#### Task to complete:
Reproduce all entries below verbatim. Skip the pictures.

#### Data for the task:
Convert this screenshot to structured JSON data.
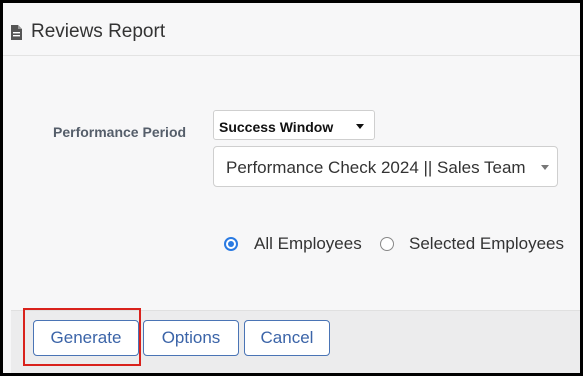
{
  "header": {
    "title": "Reviews Report",
    "icon": "document-icon"
  },
  "form": {
    "period_label": "Performance Period",
    "period_type": {
      "value": "Success Window"
    },
    "period": {
      "value": "Performance Check 2024 || Sales Team"
    },
    "scope": {
      "options": [
        {
          "label": "All Employees",
          "checked": true
        },
        {
          "label": "Selected Employees",
          "checked": false
        }
      ]
    }
  },
  "footer": {
    "generate_label": "Generate",
    "options_label": "Options",
    "cancel_label": "Cancel"
  },
  "colors": {
    "accent": "#2a7ae2",
    "button_text": "#3b64a8",
    "highlight": "#d9221c"
  }
}
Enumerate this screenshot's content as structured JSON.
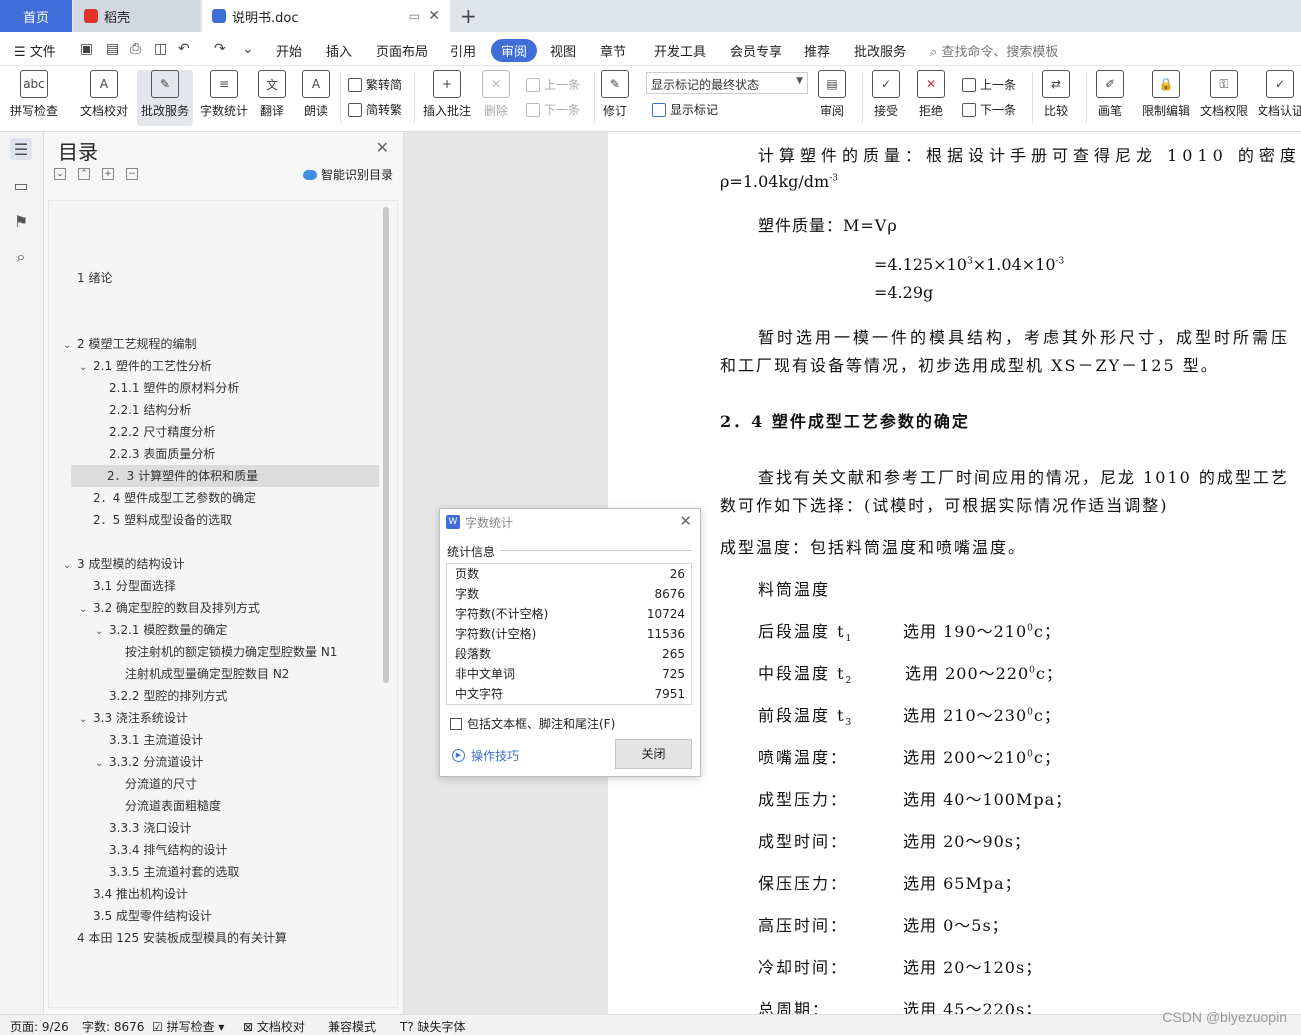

#### Exercise result:
Convert this screenshot to structured JSON data.
{
  "header": {
    "title": "Reviews Report",
    "icon": "document-icon"
  },
  "form": {
    "period_label": "Performance Period",
    "period_type": {
      "value": "Success Window"
    },
    "period": {
      "value": "Performance Check 2024 || Sales Team"
    },
    "scope": {
      "options": [
        {
          "label": "All Employees",
          "checked": true
        },
        {
          "label": "Selected Employees",
          "checked": false
        }
      ]
    }
  },
  "footer": {
    "generate_label": "Generate",
    "options_label": "Options",
    "cancel_label": "Cancel"
  },
  "colors": {
    "accent": "#2a7ae2",
    "button_text": "#3b64a8",
    "highlight": "#d9221c"
  }
}
Enumerate this screenshot's content as structured JSON.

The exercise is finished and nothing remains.